After its launch in Asia in April, UBS Wealth Management’s sustainable cross-asset portfolio has gathered $100m (CHF$100m) in assets from Asia-Pacific clients, according to the bank’s executives.
To-date, the AUM is close to CHF 200m, Amy Lo, UBS Wealth’s Hong Kong-based chairman and head of Greater China, said during a roundtable discussion in Hong Kong this week.
There are at least 100 clients invested in the sustainable portfolio, Lo noted. “A big chunk is coming from Hong Kong. We also have quite a number of investors from mainland China.”
Lo added that a minority of the investors belong to family offices. “Some of them said that in due course, they would want 100% of their investments to be in impact or sustainable investing. But they have their own asset guidelines among themselves.”
Bank officials said they are seeing both new money and current clients switching to the new portfolio.
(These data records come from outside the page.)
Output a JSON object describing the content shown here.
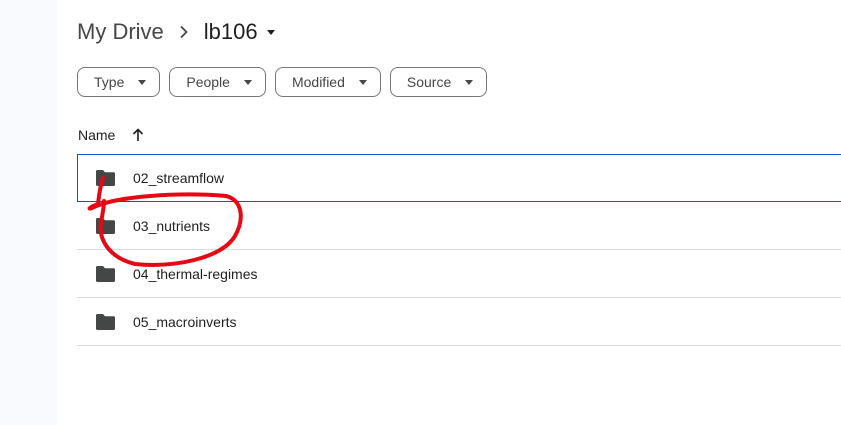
{
  "breadcrumb": {
    "root": "My Drive",
    "separator": "›",
    "current": "lb106"
  },
  "filters": [
    {
      "label": "Type"
    },
    {
      "label": "People"
    },
    {
      "label": "Modified"
    },
    {
      "label": "Source"
    }
  ],
  "list_header": {
    "name_label": "Name",
    "sort": "ascending"
  },
  "files": [
    {
      "name": "02_streamflow",
      "type": "folder",
      "focused": true
    },
    {
      "name": "03_nutrients",
      "type": "folder",
      "circled": true
    },
    {
      "name": "04_thermal-regimes",
      "type": "folder"
    },
    {
      "name": "05_macroinverts",
      "type": "folder"
    }
  ],
  "icons": {
    "folder": "folder-icon",
    "sort": "arrow-up-icon",
    "dropdown": "caret-down-icon"
  },
  "colors": {
    "focus_border": "#0b57d0",
    "annotation": "#e50914",
    "folder_icon": "#444746"
  }
}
Around half of the sustainable portfolio’s assets are new money, while the other half came from investments that were previously allocated to the bank’s traditional portfolios, according to Lo.
Globally, AUM in the bank’s sustainable portfolio has reached CHF 2.45bn since it first launched in Europe in January.
Impact fund interest
The sustainable portfolio was launched in the region after the bank said it noted interest from Asia-based clients in sustainable investments.
For example, about half of the $325m raised for the Rise Fund, a private equity impact investment fund managed by TPG that was launched last year, came from UBS’ Asia-Pacific clients.
In 2016, the Oncology Impact Fund, which invests in companies that are active in cancer research, was created exclusively for UBS by US-based healthcare fund manager MPM Capital. At the time, $471m was raised from the bank’s clients, half of which came from Asia.
Mario Knoepfel, Hong Kong-based head of sustainable and impact investing advisory for Asia-Pacific, said portfolio diversification is a driver for Asia-Pacific investors. UBS Wealth’s clients in the region are allocated more to Asian markets, which have not performed well this year.
Year-to-date, the MSCI All Country Asia Index is down -5.85%, while the MSCI All Country World Index is up 0.77%, according to FE data.
“In our conversations with clients, they have realised that global diversification should help them stabilise their portfolios and generate more gradual returns in this more volatile environment,” Knoepfel said.
The bank has three versions of the sustainable portfolio: yield, balanced and growth. The portfolio composition is divided into categories, which the bank believes will help capture sustainable and impact opportunities, UBS executives said previously. It has four categories under the strategy’s equity sleeve and three under the fixed income sleeve.
Source: UBS Wealth Management
Despite the more volatile environment, all three sustainable portfolios were positive year-to-date and have outperformed the bank’s traditional portfolios by 1%, according to Adrian Zuercher, Hong Kong-based head of asset allocation for Asia-Pacific.
“We also try to tactically shift between the assets, so we do not remain static on the allocations. If we see more opportunities on the equity side, then we would shift from bonds to equities and vice versa,” he said, but did not elaborate on the portfolio’s returns and geographic allocations.
In Asia, most clients prefer the balanced strategy, Knoepfel added.
This article first appeared on ESG Clarity‘s sister site, Fund Selector Asia.